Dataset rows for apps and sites
════════

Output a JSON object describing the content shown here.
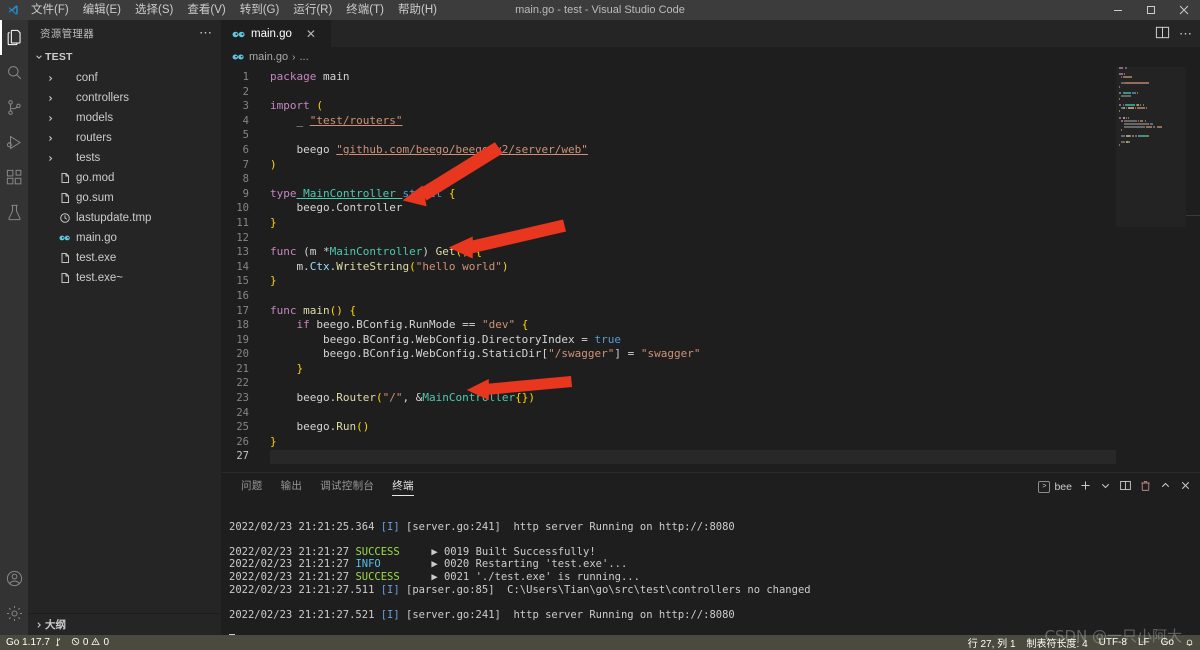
{
  "window": {
    "title": "main.go - test - Visual Studio Code",
    "minimize": "─",
    "maximize": "□",
    "close": "✕"
  },
  "menu": {
    "items": [
      {
        "label": "文件(F)",
        "name": "menu-file"
      },
      {
        "label": "编辑(E)",
        "name": "menu-edit"
      },
      {
        "label": "选择(S)",
        "name": "menu-selection"
      },
      {
        "label": "查看(V)",
        "name": "menu-view"
      },
      {
        "label": "转到(G)",
        "name": "menu-go"
      },
      {
        "label": "运行(R)",
        "name": "menu-run"
      },
      {
        "label": "终端(T)",
        "name": "menu-terminal"
      },
      {
        "label": "帮助(H)",
        "name": "menu-help"
      }
    ]
  },
  "activitybar": {
    "top": [
      {
        "name": "explorer-icon",
        "active": true
      },
      {
        "name": "search-icon",
        "active": false
      },
      {
        "name": "source-control-icon",
        "active": false
      },
      {
        "name": "run-debug-icon",
        "active": false
      },
      {
        "name": "extensions-icon",
        "active": false
      },
      {
        "name": "testing-icon",
        "active": false
      }
    ],
    "bottom": [
      {
        "name": "account-icon"
      },
      {
        "name": "settings-gear-icon"
      }
    ]
  },
  "sidebar": {
    "header": "资源管理器",
    "more": "⋯",
    "root": "TEST",
    "outline": "大纲",
    "items": [
      {
        "label": "conf",
        "type": "folder",
        "icon": "folder-icon"
      },
      {
        "label": "controllers",
        "type": "folder",
        "icon": "folder-icon"
      },
      {
        "label": "models",
        "type": "folder",
        "icon": "folder-icon"
      },
      {
        "label": "routers",
        "type": "folder",
        "icon": "folder-icon"
      },
      {
        "label": "tests",
        "type": "folder",
        "icon": "folder-icon"
      },
      {
        "label": "go.mod",
        "type": "file",
        "icon": "file-icon"
      },
      {
        "label": "go.sum",
        "type": "file",
        "icon": "file-icon"
      },
      {
        "label": "lastupdate.tmp",
        "type": "file",
        "icon": "clock-icon"
      },
      {
        "label": "main.go",
        "type": "file",
        "icon": "go-icon"
      },
      {
        "label": "test.exe",
        "type": "file",
        "icon": "file-icon"
      },
      {
        "label": "test.exe~",
        "type": "file",
        "icon": "file-icon"
      }
    ]
  },
  "editor": {
    "tab": {
      "label": "main.go",
      "close": "✕",
      "icon": "go-icon"
    },
    "breadcrumb": {
      "file": "main.go",
      "separator": "›",
      "tail": "..."
    },
    "actions": [
      "split-editor-icon",
      "more-actions-icon"
    ],
    "lines": [
      {
        "n": 1,
        "tokens": [
          [
            "kw",
            "package"
          ],
          [
            "id",
            " main"
          ]
        ]
      },
      {
        "n": 2,
        "tokens": []
      },
      {
        "n": 3,
        "tokens": [
          [
            "kw",
            "import"
          ],
          [
            "punct",
            " ("
          ]
        ]
      },
      {
        "n": 4,
        "tokens": [
          [
            "id",
            "    _ "
          ],
          [
            "str ul",
            "\"test/routers\""
          ]
        ]
      },
      {
        "n": 5,
        "tokens": []
      },
      {
        "n": 6,
        "tokens": [
          [
            "id",
            "    beego "
          ],
          [
            "str ul",
            "\"github.com/beego/beego/v2/server/web\""
          ]
        ]
      },
      {
        "n": 7,
        "tokens": [
          [
            "punct",
            ")"
          ]
        ]
      },
      {
        "n": 8,
        "tokens": []
      },
      {
        "n": 9,
        "tokens": [
          [
            "kw",
            "type"
          ],
          [
            "typ ul",
            " MainController "
          ],
          [
            "kw2",
            "struct"
          ],
          [
            "punct",
            " {"
          ]
        ]
      },
      {
        "n": 10,
        "tokens": [
          [
            "id",
            "    beego.Controller"
          ]
        ]
      },
      {
        "n": 11,
        "tokens": [
          [
            "punct",
            "}"
          ]
        ]
      },
      {
        "n": 12,
        "tokens": []
      },
      {
        "n": 13,
        "tokens": [
          [
            "kw",
            "func"
          ],
          [
            "id",
            " (m "
          ],
          [
            "op",
            "*"
          ],
          [
            "typ",
            "MainController"
          ],
          [
            "id",
            ") "
          ],
          [
            "fn",
            "Get"
          ],
          [
            "punct",
            "()"
          ],
          [
            "punct",
            " {"
          ]
        ]
      },
      {
        "n": 14,
        "tokens": [
          [
            "id",
            "    m."
          ],
          [
            "var",
            "Ctx"
          ],
          [
            "id",
            "."
          ],
          [
            "fn",
            "WriteString"
          ],
          [
            "punct",
            "("
          ],
          [
            "str",
            "\"hello world\""
          ],
          [
            "punct",
            ")"
          ]
        ]
      },
      {
        "n": 15,
        "tokens": [
          [
            "punct",
            "}"
          ]
        ]
      },
      {
        "n": 16,
        "tokens": []
      },
      {
        "n": 17,
        "tokens": [
          [
            "kw",
            "func"
          ],
          [
            "fn",
            " main"
          ],
          [
            "punct",
            "()"
          ],
          [
            "punct",
            " {"
          ]
        ]
      },
      {
        "n": 18,
        "tokens": [
          [
            "kw",
            "    if"
          ],
          [
            "id",
            " beego.BConfig.RunMode "
          ],
          [
            "op",
            "=="
          ],
          [
            "str",
            " \"dev\""
          ],
          [
            "punct",
            " {"
          ]
        ]
      },
      {
        "n": 19,
        "tokens": [
          [
            "id",
            "        beego.BConfig.WebConfig.DirectoryIndex "
          ],
          [
            "op",
            "="
          ],
          [
            "kw2",
            " true"
          ]
        ]
      },
      {
        "n": 20,
        "tokens": [
          [
            "id",
            "        beego.BConfig.WebConfig.StaticDir["
          ],
          [
            "str",
            "\"/swagger\""
          ],
          [
            "id",
            "] "
          ],
          [
            "op",
            "="
          ],
          [
            "str",
            " \"swagger\""
          ]
        ]
      },
      {
        "n": 21,
        "tokens": [
          [
            "punct",
            "    }"
          ]
        ]
      },
      {
        "n": 22,
        "tokens": []
      },
      {
        "n": 23,
        "tokens": [
          [
            "id",
            "    beego."
          ],
          [
            "fn",
            "Router"
          ],
          [
            "punct",
            "("
          ],
          [
            "str",
            "\"/\""
          ],
          [
            "id",
            ", "
          ],
          [
            "op",
            "&"
          ],
          [
            "typ",
            "MainController"
          ],
          [
            "punct",
            "{})"
          ]
        ]
      },
      {
        "n": 24,
        "tokens": []
      },
      {
        "n": 25,
        "tokens": [
          [
            "id",
            "    beego."
          ],
          [
            "fn",
            "Run"
          ],
          [
            "punct",
            "()"
          ]
        ]
      },
      {
        "n": 26,
        "tokens": [
          [
            "punct",
            "}"
          ]
        ]
      },
      {
        "n": 27,
        "tokens": []
      }
    ]
  },
  "panel": {
    "tabs": [
      {
        "label": "问题",
        "name": "tab-problems",
        "active": false
      },
      {
        "label": "输出",
        "name": "tab-output",
        "active": false
      },
      {
        "label": "调试控制台",
        "name": "tab-debug-console",
        "active": false
      },
      {
        "label": "终端",
        "name": "tab-terminal",
        "active": true
      }
    ],
    "terminal_name": "bee",
    "actions": [
      {
        "name": "new-terminal-icon",
        "glyph": "+"
      },
      {
        "name": "chevron-down-icon",
        "glyph": "⌄"
      },
      {
        "name": "split-terminal-icon",
        "glyph": "◫"
      },
      {
        "name": "kill-terminal-icon",
        "glyph": "🗑"
      },
      {
        "name": "maximize-panel-icon",
        "glyph": "⌃"
      },
      {
        "name": "close-panel-icon",
        "glyph": "✕"
      }
    ],
    "terminal_lines": [
      {
        "type": "blank"
      },
      {
        "type": "log",
        "ts": "2022/02/23 21:21:25.364 ",
        "level": "[I]",
        "levelclass": "t-i",
        "rest": " [server.go:241]  http server Running on http://:8080"
      },
      {
        "type": "blank"
      },
      {
        "type": "bee",
        "ts": "2022/02/23 21:21:27 ",
        "level": "SUCCESS",
        "levelclass": "t-success",
        "pad": "  ",
        "arrow": "▶",
        "rest": " 0019 Built Successfully!"
      },
      {
        "type": "bee",
        "ts": "2022/02/23 21:21:27 ",
        "level": "INFO",
        "levelclass": "t-info",
        "pad": "     ",
        "arrow": "▶",
        "rest": " 0020 Restarting 'test.exe'..."
      },
      {
        "type": "bee",
        "ts": "2022/02/23 21:21:27 ",
        "level": "SUCCESS",
        "levelclass": "t-success",
        "pad": "  ",
        "arrow": "▶",
        "rest": " 0021 './test.exe' is running..."
      },
      {
        "type": "log",
        "ts": "2022/02/23 21:21:27.511 ",
        "level": "[I]",
        "levelclass": "t-i",
        "rest": " [parser.go:85]  C:\\Users\\Tian\\go\\src\\test\\controllers no changed"
      },
      {
        "type": "blank"
      },
      {
        "type": "log",
        "ts": "2022/02/23 21:21:27.521 ",
        "level": "[I]",
        "levelclass": "t-i",
        "rest": " [server.go:241]  http server Running on http://:8080"
      },
      {
        "type": "blank"
      },
      {
        "type": "prompt"
      }
    ]
  },
  "statusbar": {
    "left": [
      {
        "name": "go-version",
        "label": "Go 1.17.7",
        "icon": "go-branch-icon"
      },
      {
        "name": "problems-counts",
        "errors": "0",
        "warnings": "0"
      }
    ],
    "right": [
      {
        "name": "cursor-position",
        "label": "行 27, 列 1"
      },
      {
        "name": "indentation",
        "label": "制表符长度: 4"
      },
      {
        "name": "encoding",
        "label": "UTF-8"
      },
      {
        "name": "eol",
        "label": "LF"
      },
      {
        "name": "language-mode",
        "label": "Go"
      },
      {
        "name": "notifications-bell",
        "label": ""
      }
    ]
  },
  "watermark": "CSDN @一只小阿大",
  "colors": {
    "titlebar": "#3c3c3c",
    "activitybar": "#333333",
    "sidebar": "#252526",
    "editor": "#1e1e1e",
    "statusbar": "#4a4a3f",
    "accent": "#007acc",
    "arrow": "#e8361f"
  }
}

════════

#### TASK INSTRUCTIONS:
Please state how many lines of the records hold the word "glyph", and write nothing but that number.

#### ANSWER SECTION:
6